The world was rocked by allegations made by Chinese tennis player Péng Shuài 彭帅 that she was coerced into sex by former vice premier Zhāng Gāolì 张高丽. Then, nothing was heard from Peng for several weeks, leading to Women’s Tennis Association (WTA) chairman Steve Simon calling for an end to censorship of this topic within China and an independent investigation. Later, the WTA announced that all women’s tournaments in China would be suspended.

Peng’s disappearance caused Chinese state media and affiliates (including the International Olympic Committee) to work overtime to explain her safety.

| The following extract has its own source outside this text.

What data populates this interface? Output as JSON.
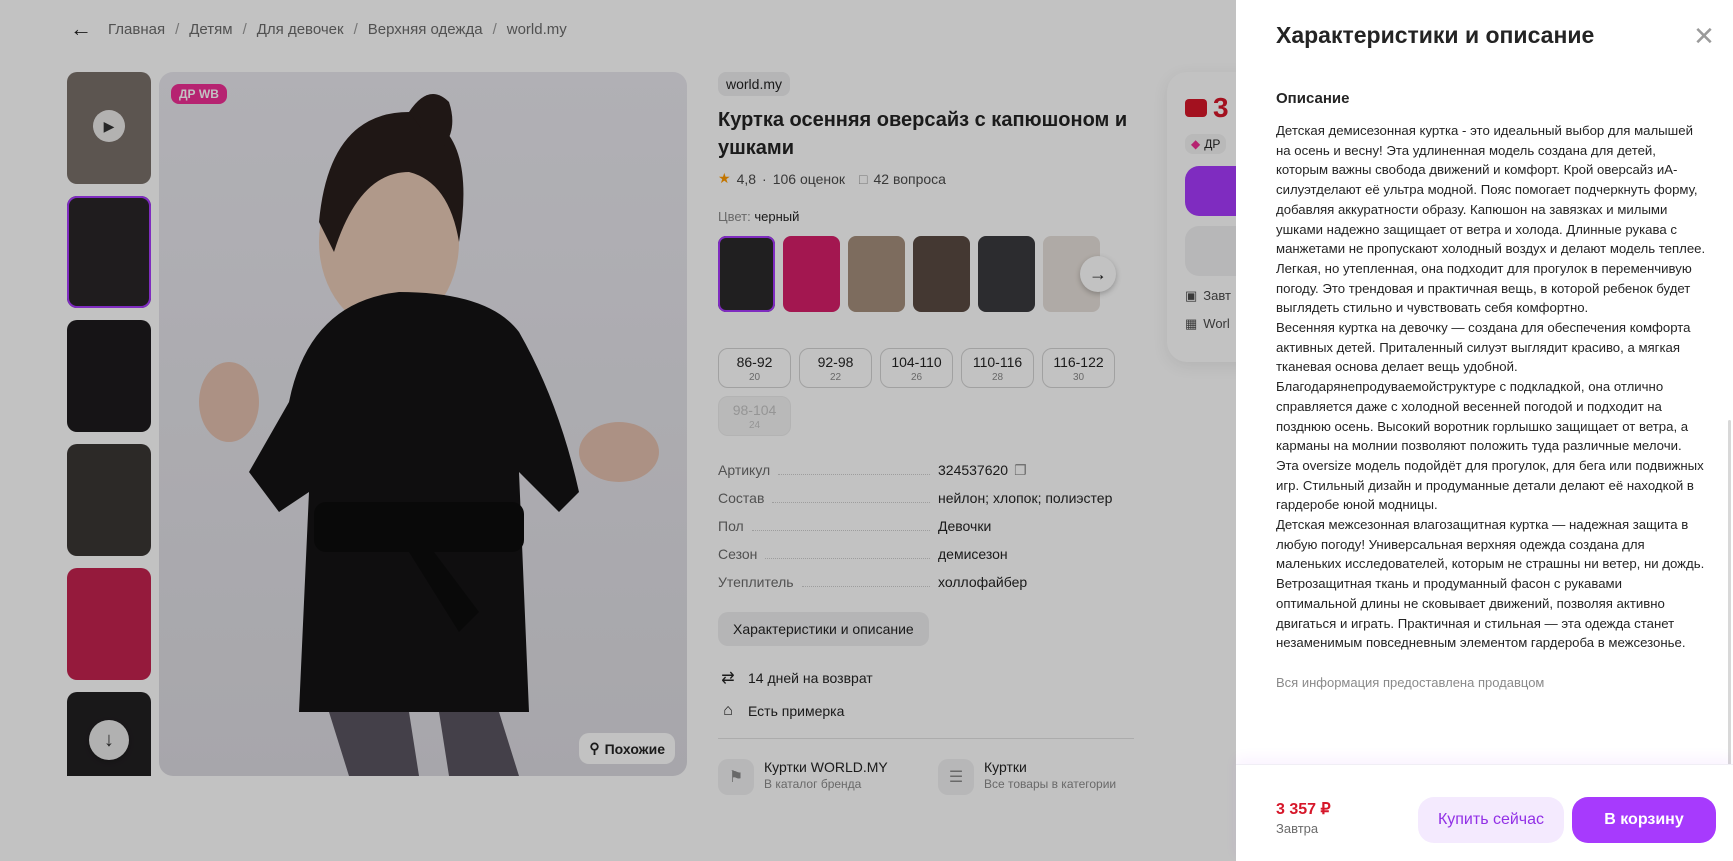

Peng Shuai tells IOC she’s fine, but doubts remain

Toward the end the the month, it was announced that Zhōu Guànyǔ 周冠宇 would become China’s first-ever F1 when he joins Alfa Romeo Sauber’s driver lineup next year. The 22-year-old Shanghai native joins the smaller Sauber team bringing decent financial backing and the potential to help spread F1 throughout China. His teammate will be the former teammate of Lewis Hamilton, Valtteri Bottas, who could be the perfect mentor to help Zhou adjust to his new hardwear. Zhou finished second in the F2 championship this year.


The Chinese sports year ends under immense uncertainty. Peng Shuai continues to hang over the international opinion of China and the Beijing Olympics. More and more calls to boycott the Games are made daily, with the U.S., UK, and other governments already announcing a diplomatic boycott.

Meanwhile, China’s harsh COVID measures have meant that China has not seen international sports return to the country in any significant way this year. Chinese sports have become isolated from the rest of the world, and if serious efforts are not made to reintegrate with the international sporting community beyond the Games, China risks being left behind.

2021 also ends with Chinese soccer in disarray. The national team is without a manager after it sacked Lǐ Tiě 李铁, while the domestic game is on the brink of total collapse, with 11 of the 16 CSL teams in arrears.

Next season’s CSL, which will be delayed once again so the soccer world can watch the national team try and fail to reach the World Cup, will be a list of teams that survive the offseason, rather than teams there on merit.

Chinese soccer 2021: A postmortem

But there were plenty of positives in 2021. China’s efforts in the Olympics and the new stars made in Tokyo will inspire future generations. And with the Beijing Winter Olympics starting in two months, we’ll be guaranteed to have reasons to follow China sports through 2022 and beyond.

The China Sports Column runs every week on SupChina.